Alabama currently has thousands of residents who could have access to healthcare, but do not, said former U.S. Surgeon General Regina Benjamin.
“The state has chosen not to take the Affordable Care Act, so a lot of people do not have proper access to healthcare like they should,” said Benjamin, who lives in Mobile.
If there was an increase of access to healthcare and health insurance, there is a greater chance of helping more residents, she said in a phone interview with The Birmingham Times.
“It’s easier for cities who have access to healthcare, but in a lot of rural communities, they might have health insurance, but they do not have access to hospitals, or the drive is far,” said Benjamin, who last week attended the 11th annual UAB Health Disparities Research Symposium. “A lot of small hospitals have closed down, and that is part of the issue with denying healthcare for some.”

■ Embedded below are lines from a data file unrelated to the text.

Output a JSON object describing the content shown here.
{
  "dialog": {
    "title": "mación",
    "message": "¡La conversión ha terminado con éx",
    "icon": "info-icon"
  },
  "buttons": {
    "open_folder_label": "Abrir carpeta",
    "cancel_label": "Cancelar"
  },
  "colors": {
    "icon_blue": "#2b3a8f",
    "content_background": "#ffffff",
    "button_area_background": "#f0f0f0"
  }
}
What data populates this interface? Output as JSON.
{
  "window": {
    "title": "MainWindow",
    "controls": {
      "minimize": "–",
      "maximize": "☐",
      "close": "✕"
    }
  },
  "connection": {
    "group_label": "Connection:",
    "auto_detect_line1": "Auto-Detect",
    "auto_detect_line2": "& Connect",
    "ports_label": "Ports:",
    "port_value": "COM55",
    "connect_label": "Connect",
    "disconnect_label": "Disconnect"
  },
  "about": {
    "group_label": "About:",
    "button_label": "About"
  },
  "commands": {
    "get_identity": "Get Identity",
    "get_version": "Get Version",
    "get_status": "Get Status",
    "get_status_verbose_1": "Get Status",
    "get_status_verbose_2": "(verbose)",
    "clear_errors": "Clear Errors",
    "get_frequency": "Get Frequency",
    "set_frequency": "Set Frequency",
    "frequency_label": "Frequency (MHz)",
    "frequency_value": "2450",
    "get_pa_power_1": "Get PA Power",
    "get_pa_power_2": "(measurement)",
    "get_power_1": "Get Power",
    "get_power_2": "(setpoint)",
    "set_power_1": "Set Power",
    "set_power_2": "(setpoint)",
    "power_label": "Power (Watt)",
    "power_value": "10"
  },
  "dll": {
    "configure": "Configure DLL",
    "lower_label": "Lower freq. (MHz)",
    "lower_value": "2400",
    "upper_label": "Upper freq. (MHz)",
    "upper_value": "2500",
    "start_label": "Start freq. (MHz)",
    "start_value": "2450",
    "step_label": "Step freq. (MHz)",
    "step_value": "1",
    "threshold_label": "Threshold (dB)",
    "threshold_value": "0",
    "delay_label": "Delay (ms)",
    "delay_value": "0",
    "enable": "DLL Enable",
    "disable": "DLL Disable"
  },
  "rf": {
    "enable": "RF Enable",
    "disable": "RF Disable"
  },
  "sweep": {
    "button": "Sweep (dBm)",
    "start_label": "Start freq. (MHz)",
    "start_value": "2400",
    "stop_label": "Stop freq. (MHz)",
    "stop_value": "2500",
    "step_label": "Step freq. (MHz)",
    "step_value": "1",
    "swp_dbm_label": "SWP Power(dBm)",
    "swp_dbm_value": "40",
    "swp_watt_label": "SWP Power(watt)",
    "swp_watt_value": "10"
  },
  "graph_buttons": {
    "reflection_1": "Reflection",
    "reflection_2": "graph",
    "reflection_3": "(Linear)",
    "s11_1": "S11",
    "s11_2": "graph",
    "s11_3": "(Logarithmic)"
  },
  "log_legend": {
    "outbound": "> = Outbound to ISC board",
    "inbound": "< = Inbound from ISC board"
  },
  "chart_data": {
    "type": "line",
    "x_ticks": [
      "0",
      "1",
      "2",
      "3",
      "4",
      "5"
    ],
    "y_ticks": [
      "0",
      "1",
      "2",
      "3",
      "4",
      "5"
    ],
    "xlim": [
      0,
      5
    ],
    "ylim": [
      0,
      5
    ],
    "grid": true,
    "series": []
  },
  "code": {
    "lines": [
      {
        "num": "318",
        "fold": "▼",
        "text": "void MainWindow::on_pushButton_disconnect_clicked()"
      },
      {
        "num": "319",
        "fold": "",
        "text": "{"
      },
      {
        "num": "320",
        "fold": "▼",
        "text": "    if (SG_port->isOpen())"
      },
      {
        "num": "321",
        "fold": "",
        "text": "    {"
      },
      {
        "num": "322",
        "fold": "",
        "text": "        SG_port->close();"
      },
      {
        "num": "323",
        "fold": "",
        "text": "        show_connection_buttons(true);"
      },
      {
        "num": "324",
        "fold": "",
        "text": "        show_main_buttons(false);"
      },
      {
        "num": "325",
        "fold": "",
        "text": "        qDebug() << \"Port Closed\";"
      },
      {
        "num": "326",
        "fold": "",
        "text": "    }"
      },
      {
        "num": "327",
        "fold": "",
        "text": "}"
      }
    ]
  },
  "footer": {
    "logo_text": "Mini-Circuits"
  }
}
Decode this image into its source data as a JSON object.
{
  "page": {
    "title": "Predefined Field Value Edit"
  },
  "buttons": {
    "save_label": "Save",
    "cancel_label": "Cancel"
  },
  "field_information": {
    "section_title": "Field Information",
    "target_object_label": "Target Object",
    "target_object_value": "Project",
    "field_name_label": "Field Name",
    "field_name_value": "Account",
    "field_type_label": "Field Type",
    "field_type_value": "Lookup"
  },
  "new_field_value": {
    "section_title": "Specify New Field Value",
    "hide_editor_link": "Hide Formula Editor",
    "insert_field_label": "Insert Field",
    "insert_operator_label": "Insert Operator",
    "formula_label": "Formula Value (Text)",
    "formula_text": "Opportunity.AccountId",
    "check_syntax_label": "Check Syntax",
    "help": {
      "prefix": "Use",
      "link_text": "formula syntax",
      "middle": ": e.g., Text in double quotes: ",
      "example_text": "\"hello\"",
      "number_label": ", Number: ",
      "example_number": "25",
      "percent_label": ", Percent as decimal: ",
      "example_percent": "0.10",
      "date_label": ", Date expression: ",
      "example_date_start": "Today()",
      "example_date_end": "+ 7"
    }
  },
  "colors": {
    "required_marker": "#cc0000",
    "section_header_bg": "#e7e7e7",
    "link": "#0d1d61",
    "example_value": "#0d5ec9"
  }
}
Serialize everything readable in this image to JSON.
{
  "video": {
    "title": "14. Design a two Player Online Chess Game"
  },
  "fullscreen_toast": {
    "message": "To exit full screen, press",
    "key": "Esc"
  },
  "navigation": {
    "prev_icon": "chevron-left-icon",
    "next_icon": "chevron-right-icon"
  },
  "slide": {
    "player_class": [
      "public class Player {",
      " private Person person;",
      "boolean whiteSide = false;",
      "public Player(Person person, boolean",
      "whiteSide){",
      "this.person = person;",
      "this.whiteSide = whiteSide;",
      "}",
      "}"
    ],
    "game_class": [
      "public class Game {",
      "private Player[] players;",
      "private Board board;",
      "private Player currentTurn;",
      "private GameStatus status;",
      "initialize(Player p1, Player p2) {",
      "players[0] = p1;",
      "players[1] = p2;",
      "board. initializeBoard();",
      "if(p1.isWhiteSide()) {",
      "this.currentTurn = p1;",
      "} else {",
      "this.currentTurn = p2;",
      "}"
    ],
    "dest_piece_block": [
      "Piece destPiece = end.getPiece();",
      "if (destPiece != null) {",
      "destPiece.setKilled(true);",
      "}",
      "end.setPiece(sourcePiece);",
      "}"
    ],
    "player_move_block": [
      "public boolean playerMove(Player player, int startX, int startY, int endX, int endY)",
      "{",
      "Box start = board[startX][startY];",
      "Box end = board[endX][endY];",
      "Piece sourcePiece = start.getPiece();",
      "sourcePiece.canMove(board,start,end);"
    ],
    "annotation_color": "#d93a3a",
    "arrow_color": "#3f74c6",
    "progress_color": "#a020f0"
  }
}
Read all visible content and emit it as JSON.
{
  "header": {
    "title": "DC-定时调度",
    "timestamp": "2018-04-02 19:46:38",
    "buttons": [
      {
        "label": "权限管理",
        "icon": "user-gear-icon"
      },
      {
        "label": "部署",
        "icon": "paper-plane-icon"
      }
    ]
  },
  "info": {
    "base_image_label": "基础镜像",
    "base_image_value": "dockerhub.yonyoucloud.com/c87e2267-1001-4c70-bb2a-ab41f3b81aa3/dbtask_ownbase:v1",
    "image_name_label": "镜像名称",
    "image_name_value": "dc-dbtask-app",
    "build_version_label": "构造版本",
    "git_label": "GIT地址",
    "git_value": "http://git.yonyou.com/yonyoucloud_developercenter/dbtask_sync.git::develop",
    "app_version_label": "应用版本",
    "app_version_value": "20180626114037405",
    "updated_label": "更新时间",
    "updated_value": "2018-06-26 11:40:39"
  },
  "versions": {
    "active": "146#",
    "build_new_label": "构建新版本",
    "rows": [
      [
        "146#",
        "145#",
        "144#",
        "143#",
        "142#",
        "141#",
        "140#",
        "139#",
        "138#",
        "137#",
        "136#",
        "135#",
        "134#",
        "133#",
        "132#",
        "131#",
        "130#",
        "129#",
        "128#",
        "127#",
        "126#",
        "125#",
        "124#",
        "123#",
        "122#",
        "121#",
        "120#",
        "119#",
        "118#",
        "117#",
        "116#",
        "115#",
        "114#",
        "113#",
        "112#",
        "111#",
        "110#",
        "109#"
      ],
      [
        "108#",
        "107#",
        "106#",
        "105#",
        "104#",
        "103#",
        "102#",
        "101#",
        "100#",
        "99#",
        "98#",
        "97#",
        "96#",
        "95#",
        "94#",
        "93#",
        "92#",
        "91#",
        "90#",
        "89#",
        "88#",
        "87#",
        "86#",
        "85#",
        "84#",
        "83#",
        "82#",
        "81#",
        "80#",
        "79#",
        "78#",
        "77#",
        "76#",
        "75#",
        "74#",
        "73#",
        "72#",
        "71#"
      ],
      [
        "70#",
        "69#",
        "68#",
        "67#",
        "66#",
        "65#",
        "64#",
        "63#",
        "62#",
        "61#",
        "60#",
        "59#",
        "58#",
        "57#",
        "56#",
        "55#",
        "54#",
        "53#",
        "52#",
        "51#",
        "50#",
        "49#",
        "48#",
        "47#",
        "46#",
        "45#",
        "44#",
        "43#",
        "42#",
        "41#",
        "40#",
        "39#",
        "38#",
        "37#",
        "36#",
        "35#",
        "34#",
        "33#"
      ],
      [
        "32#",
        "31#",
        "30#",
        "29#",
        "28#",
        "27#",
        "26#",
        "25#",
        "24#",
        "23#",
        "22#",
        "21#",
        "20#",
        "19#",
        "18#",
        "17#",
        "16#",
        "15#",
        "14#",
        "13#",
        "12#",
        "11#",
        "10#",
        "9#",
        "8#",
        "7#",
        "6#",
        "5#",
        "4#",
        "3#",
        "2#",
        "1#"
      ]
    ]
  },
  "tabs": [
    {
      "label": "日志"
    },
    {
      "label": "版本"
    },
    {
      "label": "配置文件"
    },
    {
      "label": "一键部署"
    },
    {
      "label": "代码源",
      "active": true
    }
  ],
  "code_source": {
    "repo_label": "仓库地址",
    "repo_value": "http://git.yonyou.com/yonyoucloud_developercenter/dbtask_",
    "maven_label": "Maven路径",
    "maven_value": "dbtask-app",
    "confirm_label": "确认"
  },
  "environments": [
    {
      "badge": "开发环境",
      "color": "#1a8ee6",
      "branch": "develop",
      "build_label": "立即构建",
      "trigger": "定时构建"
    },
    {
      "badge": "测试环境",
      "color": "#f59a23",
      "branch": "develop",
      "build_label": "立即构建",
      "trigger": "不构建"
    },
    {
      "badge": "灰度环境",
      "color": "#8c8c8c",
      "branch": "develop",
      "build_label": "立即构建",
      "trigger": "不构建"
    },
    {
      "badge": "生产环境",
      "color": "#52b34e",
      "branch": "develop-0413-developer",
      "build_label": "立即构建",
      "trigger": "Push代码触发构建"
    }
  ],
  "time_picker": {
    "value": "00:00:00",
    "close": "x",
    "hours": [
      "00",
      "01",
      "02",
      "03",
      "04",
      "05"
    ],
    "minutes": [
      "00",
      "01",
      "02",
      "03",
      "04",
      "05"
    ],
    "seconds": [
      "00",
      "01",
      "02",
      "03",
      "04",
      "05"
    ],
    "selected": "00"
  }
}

One issue, Benjamin said, in the black community is the increased percentage of hypertension and renal failure.
“You can definitely see the difference of healthcare in certain populations,” Benjamin said.
According to Benjamin, sometimes there is institutionalized racism in the health field.
“Sometimes it can be a focus more of your cultural or socioeconomic background,” Benjamin said. “Often there are different habits in different cultures; especially with health. Sometimes we have to make sure they are not only taking their medicine, but also making sure they aren’t doing the same thing that might be making them sick.”
The solution is hoped to come in the form of policy, according to Benjamin. It starts with educating the communities on healthier living.
“This state smokes more, our cigarette taxes are lower which makes them more affordable and accessible,” Benjamin said. “We have to encourage people to live healthier lives.”
America is a country with great opportunity, but one with many healthcare disparities, Benjamin said.
“We started looking at health disparities about 10 years ago,” she said, “and noticed that some people didn’t have the same access to healthcare as others.”